Does proposed towing law go far enough?
PORTLAND, Ore. — Al Cohron admits he made a mistake and deserved to be towed. He was willing to pay. But it’s the extra fees that raised his towing bill to $420 that had the Oregon City man fuming. Storage was $40 per day. The gate fee was $60. And two photos cost him $40.
“There’s nothing you can do. They hold your truck and you are going to have to pay it,” said Cohron. “It’s ridiculous.”
Over the past three months, dozens of consumers have called KGW news to complain about towing costs after seeing our on-going investigation into a Salem tow operation accused of charging customer excessive rates.
“People are really interested in this and think something needs to be fixed,” said Senator Chuck Riley, D- Hilllsboro. “I want to thank you for putting it on people’s agenda.”
The state lawmaker is proposing new legislation to help prevent predatory towing. That’s when questionable companies troll private parking lots looking to tow vehicles and then charge the owners a hefty price to get their car back.
If approved, Senate Bill 117 would require “at the time of the tow” “signed authorization” from the property owner or manager. That means someone has to sign off on each and every tow.
“The real problem is the taking of cars that shouldn’t be taken,” said Sen. Riley.
But some consumers argue the proposed law doesn’t go far enough.
“They need to cap the price,” explained Kevin Tennant of Salem. His car was towed from his apartment complex because it didn’t have a parking sticker on the windshield. He paid $445 to recover the vehicle the following morning.
“They are looking to take advantage of someone,” said Tennant. “It is one thing to charge a normal price when someone is in the wrong, but to triple or quadruple the price is just wrong.”
Several cities including Portland, Gresham and Tualatin have restrictions on what tow companies can charge. Portland’s current ordinance establishes a basic towing fee - which including hookup, dollies, dispatch and photos.
Currently, there is no limit on what tow companies can charge for much of the state.
“Until they change the law in Oregon, they can hold your truck for as much as they like,” explained Cohron, who’s truck was towed.
“We may need to put some limits on costs,” explained Sen. Riley. “But that becomes a little problematic telling private corporations and companies what they can charge.”

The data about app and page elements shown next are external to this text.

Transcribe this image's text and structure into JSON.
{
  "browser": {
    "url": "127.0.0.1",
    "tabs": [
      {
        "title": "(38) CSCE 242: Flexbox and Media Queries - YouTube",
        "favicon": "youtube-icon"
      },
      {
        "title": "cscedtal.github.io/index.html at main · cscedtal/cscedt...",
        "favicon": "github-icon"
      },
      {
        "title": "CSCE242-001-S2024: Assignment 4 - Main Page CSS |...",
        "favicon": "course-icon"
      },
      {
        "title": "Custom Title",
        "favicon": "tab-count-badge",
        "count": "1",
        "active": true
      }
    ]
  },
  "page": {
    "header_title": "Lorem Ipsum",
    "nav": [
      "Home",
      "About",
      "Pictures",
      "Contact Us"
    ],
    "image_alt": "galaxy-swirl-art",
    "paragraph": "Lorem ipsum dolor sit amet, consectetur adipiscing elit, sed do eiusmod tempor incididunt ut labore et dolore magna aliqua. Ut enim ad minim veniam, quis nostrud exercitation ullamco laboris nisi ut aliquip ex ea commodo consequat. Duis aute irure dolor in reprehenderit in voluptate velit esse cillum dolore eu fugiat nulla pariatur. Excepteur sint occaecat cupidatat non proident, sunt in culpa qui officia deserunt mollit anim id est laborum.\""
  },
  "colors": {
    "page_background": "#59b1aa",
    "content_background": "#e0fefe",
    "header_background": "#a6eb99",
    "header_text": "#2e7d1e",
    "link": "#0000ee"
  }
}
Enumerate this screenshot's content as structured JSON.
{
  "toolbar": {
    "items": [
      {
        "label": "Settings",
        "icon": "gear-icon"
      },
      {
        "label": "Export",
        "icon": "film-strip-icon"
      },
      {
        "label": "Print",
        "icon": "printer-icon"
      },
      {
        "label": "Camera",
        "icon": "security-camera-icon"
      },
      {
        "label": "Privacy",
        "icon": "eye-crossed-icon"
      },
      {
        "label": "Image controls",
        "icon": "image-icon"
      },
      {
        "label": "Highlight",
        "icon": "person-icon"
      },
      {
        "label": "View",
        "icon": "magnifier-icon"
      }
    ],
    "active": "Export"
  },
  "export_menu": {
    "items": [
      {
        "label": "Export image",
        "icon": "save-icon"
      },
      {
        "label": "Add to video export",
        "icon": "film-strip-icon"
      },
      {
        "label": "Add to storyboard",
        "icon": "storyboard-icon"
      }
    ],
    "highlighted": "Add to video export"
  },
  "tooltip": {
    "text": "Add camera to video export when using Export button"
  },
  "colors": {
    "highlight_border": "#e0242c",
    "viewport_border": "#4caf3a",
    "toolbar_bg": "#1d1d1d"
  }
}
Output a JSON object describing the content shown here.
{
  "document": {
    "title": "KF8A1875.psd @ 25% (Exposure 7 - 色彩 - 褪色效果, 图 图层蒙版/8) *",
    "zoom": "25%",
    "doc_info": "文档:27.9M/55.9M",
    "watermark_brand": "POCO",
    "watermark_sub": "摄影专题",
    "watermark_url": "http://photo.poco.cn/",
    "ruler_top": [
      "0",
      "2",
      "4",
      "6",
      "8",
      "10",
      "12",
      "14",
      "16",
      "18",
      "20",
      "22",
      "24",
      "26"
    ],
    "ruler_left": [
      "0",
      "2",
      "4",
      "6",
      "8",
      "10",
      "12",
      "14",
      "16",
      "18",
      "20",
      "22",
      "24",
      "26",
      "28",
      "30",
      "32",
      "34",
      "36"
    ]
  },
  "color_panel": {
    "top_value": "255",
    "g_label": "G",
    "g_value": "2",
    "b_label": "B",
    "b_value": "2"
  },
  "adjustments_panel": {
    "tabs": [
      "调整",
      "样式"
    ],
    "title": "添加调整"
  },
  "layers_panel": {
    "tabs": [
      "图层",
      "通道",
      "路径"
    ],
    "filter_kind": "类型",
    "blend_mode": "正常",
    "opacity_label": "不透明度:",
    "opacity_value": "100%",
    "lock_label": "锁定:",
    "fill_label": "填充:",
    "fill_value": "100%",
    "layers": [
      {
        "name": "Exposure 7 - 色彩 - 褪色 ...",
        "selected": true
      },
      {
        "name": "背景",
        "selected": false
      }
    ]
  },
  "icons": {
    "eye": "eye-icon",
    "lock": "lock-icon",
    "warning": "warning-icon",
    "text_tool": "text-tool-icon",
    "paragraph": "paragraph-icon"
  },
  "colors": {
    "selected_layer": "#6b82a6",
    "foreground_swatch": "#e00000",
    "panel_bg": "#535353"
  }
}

“Most of the time most bureaucrats don’t understanding towing,” explained Michael Coe, owner of Retriever Towing.
Coe believes the towing business would be better served with self-regulation similar to other industries. “Much like a doctors’ board, pluming or electricians’ board,” said Coe. “That’s what I would be an advocate of.”
“I find it hard regulating the costs because the people doing the regulating won’t understand,” explained Jeff Asher of BC Towing in Salem. Asher believes if existing rules are enforced, the towing industry can weed out any questionable operations.
“Most of the tow operators are very good,” said Asher. “Most of the companies are very good.”
Towing companies defend their rates.
“I don’t feel it is excessive- almost all of the tow companies are within 5% of one another on rates and most of those haven’t gone up in probably 5 years,” explained Coe of Retriever Towing.
Coe said he can justify each charge on a customer’s bill including storage, gate and photo fees.
In the case of Al Cohron- the Oregon City man said he was charged $40 for storage by Retriever even though his truck was in the impound lot for just 35 minutes.
“Once it hits our lot, we’ve got to charge for storage,” said Coe of Retriever Towing who explained the storage fee also helps cover the building, lease, taxes, utilities, insurance and security. “We have to make sure the vehicle and its contents are all safe.”
Cohron complained the $60 gate fee was unfair because the tow truck operator was already in the lot when he came to pick-up his vehicle.
Retriever Towing justified the gate fee because it said most releases take 30 to 40 minutes. Often, a driver has to be paged, sent to the lot to release the vehicle and then answer any questions.
Cohron’s bill also showed a photo fee for two pictures. Each photo was $20 bringing the total photo fee to $40.
Retriever Towing said the fee encompasses more than just a photo or two with a cell phone. “We have to snap a picture with the phone, we have a service that we upload to and we have to have redundant data,” said Coe.
The towing company owner added there’s rising labor costs, equipment, trucks, insurance and more- all built into the fees.
“The tow isn’t just the tow itself, it’s the cost of providing the service,” explained Coe.
“People don’t understand the cost of a tow,” agreed Asher of BC Towing, who explained companies also incur the cost of processing and disposal of old junk cars that nobody claims after being towed.
“Out of every 100 cars, you only get 34 of them picked up- you’ve still got 66 sitting out there accumulating costs,” explained Asher. He said the decline in scrap metal prices have greatly reduced revenue generated from recycled vehicles.
Customers say they understand businesses need to make money, but they also feel consumers need greater protection.
“They’re doing whatever they want,” said Tennant, whose car was towed. “Most industries have some type of regulation to make sure we don’t get taken advantage like this.”